• _Description of the task_
The result must match the data exactly, line for line.

• _Material provided_
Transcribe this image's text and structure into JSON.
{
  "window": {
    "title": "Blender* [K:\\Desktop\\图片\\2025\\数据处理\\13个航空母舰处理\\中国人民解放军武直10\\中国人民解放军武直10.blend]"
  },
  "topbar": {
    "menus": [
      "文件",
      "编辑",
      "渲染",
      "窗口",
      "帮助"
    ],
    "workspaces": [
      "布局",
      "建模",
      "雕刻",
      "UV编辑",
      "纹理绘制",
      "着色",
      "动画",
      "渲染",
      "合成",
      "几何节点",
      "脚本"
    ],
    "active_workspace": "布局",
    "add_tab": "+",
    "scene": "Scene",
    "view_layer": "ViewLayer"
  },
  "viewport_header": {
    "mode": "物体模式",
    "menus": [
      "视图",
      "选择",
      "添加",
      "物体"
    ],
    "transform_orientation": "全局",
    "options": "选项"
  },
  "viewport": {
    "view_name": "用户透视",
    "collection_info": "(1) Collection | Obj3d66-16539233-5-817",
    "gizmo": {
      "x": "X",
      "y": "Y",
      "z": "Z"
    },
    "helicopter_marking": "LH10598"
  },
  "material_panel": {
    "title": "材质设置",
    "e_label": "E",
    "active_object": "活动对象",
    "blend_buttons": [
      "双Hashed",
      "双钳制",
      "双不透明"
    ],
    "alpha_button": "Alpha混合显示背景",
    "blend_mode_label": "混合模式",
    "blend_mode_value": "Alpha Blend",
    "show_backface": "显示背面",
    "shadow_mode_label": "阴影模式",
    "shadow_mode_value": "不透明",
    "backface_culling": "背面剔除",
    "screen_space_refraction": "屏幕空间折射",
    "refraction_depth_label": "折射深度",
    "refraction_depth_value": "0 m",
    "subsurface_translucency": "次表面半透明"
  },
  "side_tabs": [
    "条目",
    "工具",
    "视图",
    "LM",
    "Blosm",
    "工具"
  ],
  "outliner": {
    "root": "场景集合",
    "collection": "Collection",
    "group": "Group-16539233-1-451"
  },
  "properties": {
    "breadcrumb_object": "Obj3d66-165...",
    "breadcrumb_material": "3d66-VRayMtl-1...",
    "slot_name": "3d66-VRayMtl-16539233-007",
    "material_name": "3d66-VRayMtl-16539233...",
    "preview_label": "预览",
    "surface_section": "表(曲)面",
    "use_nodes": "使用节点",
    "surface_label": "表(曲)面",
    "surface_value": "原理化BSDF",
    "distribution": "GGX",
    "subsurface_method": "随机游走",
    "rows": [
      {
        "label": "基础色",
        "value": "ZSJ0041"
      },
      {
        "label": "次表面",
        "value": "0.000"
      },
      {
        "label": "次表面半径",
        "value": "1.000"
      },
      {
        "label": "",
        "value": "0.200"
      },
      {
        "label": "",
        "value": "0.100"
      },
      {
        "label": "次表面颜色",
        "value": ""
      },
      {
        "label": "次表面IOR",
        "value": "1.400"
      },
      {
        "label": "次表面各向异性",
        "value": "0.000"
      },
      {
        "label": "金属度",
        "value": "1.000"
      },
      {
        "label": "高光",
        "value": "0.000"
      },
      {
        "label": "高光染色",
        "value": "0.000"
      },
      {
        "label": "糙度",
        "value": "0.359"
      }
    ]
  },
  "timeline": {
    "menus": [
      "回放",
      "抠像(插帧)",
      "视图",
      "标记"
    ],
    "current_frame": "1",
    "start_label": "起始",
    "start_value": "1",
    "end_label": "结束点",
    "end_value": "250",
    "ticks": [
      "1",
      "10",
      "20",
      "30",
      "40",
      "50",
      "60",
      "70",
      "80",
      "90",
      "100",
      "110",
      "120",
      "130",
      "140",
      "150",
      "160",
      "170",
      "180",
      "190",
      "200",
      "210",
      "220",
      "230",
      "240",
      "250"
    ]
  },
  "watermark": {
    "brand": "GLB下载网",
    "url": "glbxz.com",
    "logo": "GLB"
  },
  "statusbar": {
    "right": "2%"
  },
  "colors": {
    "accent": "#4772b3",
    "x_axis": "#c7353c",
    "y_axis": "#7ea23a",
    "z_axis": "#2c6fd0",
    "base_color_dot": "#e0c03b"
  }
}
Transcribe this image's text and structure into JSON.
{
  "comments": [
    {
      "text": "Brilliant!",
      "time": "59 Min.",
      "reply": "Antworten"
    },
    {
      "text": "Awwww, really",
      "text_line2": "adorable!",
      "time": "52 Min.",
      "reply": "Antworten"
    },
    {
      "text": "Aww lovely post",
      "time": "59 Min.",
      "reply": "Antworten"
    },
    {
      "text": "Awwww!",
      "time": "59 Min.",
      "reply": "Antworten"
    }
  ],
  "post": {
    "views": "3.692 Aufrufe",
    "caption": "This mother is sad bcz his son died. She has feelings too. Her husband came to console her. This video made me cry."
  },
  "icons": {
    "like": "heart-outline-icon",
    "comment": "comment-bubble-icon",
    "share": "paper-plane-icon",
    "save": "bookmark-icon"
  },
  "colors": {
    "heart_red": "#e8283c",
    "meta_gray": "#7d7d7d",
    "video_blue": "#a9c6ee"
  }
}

• _Your solution_
Transcribe this image's text and structure into JSON.
{
  "window": {
    "title": "Blender* [K:\\Desktop\\图片\\2025\\数据处理\\13个航空母舰处理\\中国人民解放军武直10\\中国人民解放军武直10.blend]"
  },
  "topbar": {
    "menus": [
      "文件",
      "编辑",
      "渲染",
      "窗口",
      "帮助"
    ],
    "workspaces": [
      "布局",
      "建模",
      "雕刻",
      "UV编辑",
      "纹理绘制",
      "着色",
      "动画",
      "渲染",
      "合成",
      "几何节点",
      "脚本"
    ],
    "active_workspace": "布局",
    "add_tab": "+",
    "scene": "Scene",
    "view_layer": "ViewLayer"
  },
  "viewport_header": {
    "mode": "物体模式",
    "menus": [
      "视图",
      "选择",
      "添加",
      "物体"
    ],
    "transform_orientation": "全局",
    "options": "选项"
  },
  "viewport": {
    "view_name": "用户透视",
    "collection_info": "(1) Collection | Obj3d66-16539233-5-817",
    "gizmo": {
      "x": "X",
      "y": "Y",
      "z": "Z"
    },
    "helicopter_marking": "LH10598"
  },
  "material_panel": {
    "title": "材质设置",
    "e_label": "E",
    "active_object": "活动对象",
    "blend_buttons": [
      "双Hashed",
      "双钳制",
      "双不透明"
    ],
    "alpha_button": "Alpha混合显示背景",
    "blend_mode_label": "混合模式",
    "blend_mode_value": "Alpha Blend",
    "show_backface": "显示背面",
    "shadow_mode_label": "阴影模式",
    "shadow_mode_value": "不透明",
    "backface_culling": "背面剔除",
    "screen_space_refraction": "屏幕空间折射",
    "refraction_depth_label": "折射深度",
    "refraction_depth_value": "0 m",
    "subsurface_translucency": "次表面半透明"
  },
  "side_tabs": [
    "条目",
    "工具",
    "视图",
    "LM",
    "Blosm",
    "工具"
  ],
  "outliner": {
    "root": "场景集合",
    "collection": "Collection",
    "group": "Group-16539233-1-451"
  },
  "properties": {
    "breadcrumb_object": "Obj3d66-165...",
    "breadcrumb_material": "3d66-VRayMtl-1...",
    "slot_name": "3d66-VRayMtl-16539233-007",
    "material_name": "3d66-VRayMtl-16539233...",
    "preview_label": "预览",
    "surface_section": "表(曲)面",
    "use_nodes": "使用节点",
    "surface_label": "表(曲)面",
    "surface_value": "原理化BSDF",
    "distribution": "GGX",
    "subsurface_method": "随机游走",
    "rows": [
      {
        "label": "基础色",
        "value": "ZSJ0041"
      },
      {
        "label": "次表面",
        "value": "0.000"
      },
      {
        "label": "次表面半径",
        "value": "1.000"
      },
      {
        "label": "",
        "value": "0.200"
      },
      {
        "label": "",
        "value": "0.100"
      },
      {
        "label": "次表面颜色",
        "value": ""
      },
      {
        "label": "次表面IOR",
        "value": "1.400"
      },
      {
        "label": "次表面各向异性",
        "value": "0.000"
      },
      {
        "label": "金属度",
        "value": "1.000"
      },
      {
        "label": "高光",
        "value": "0.000"
      },
      {
        "label": "高光染色",
        "value": "0.000"
      },
      {
        "label": "糙度",
        "value": "0.359"
      }
    ]
  },
  "timeline": {
    "menus": [
      "回放",
      "抠像(插帧)",
      "视图",
      "标记"
    ],
    "current_frame": "1",
    "start_label": "起始",
    "start_value": "1",
    "end_label": "结束点",
    "end_value": "250",
    "ticks": [
      "1",
      "10",
      "20",
      "30",
      "40",
      "50",
      "60",
      "70",
      "80",
      "90",
      "100",
      "110",
      "120",
      "130",
      "140",
      "150",
      "160",
      "170",
      "180",
      "190",
      "200",
      "210",
      "220",
      "230",
      "240",
      "250"
    ]
  },
  "watermark": {
    "brand": "GLB下载网",
    "url": "glbxz.com",
    "logo": "GLB"
  },
  "statusbar": {
    "right": "2%"
  },
  "colors": {
    "accent": "#4772b3",
    "x_axis": "#c7353c",
    "y_axis": "#7ea23a",
    "z_axis": "#2c6fd0",
    "base_color_dot": "#e0c03b"
  }
}
Transcribe this image's text and structure into JSON.
{
  "comments": [
    {
      "text": "Brilliant!",
      "time": "59 Min.",
      "reply": "Antworten"
    },
    {
      "text": "Awwww, really",
      "text_line2": "adorable!",
      "time": "52 Min.",
      "reply": "Antworten"
    },
    {
      "text": "Aww lovely post",
      "time": "59 Min.",
      "reply": "Antworten"
    },
    {
      "text": "Awwww!",
      "time": "59 Min.",
      "reply": "Antworten"
    }
  ],
  "post": {
    "views": "3.692 Aufrufe",
    "caption": "This mother is sad bcz his son died. She has feelings too. Her husband came to console her. This video made me cry."
  },
  "icons": {
    "like": "heart-outline-icon",
    "comment": "comment-bubble-icon",
    "share": "paper-plane-icon",
    "save": "bookmark-icon"
  },
  "colors": {
    "heart_red": "#e8283c",
    "meta_gray": "#7d7d7d",
    "video_blue": "#a9c6ee"
  }
}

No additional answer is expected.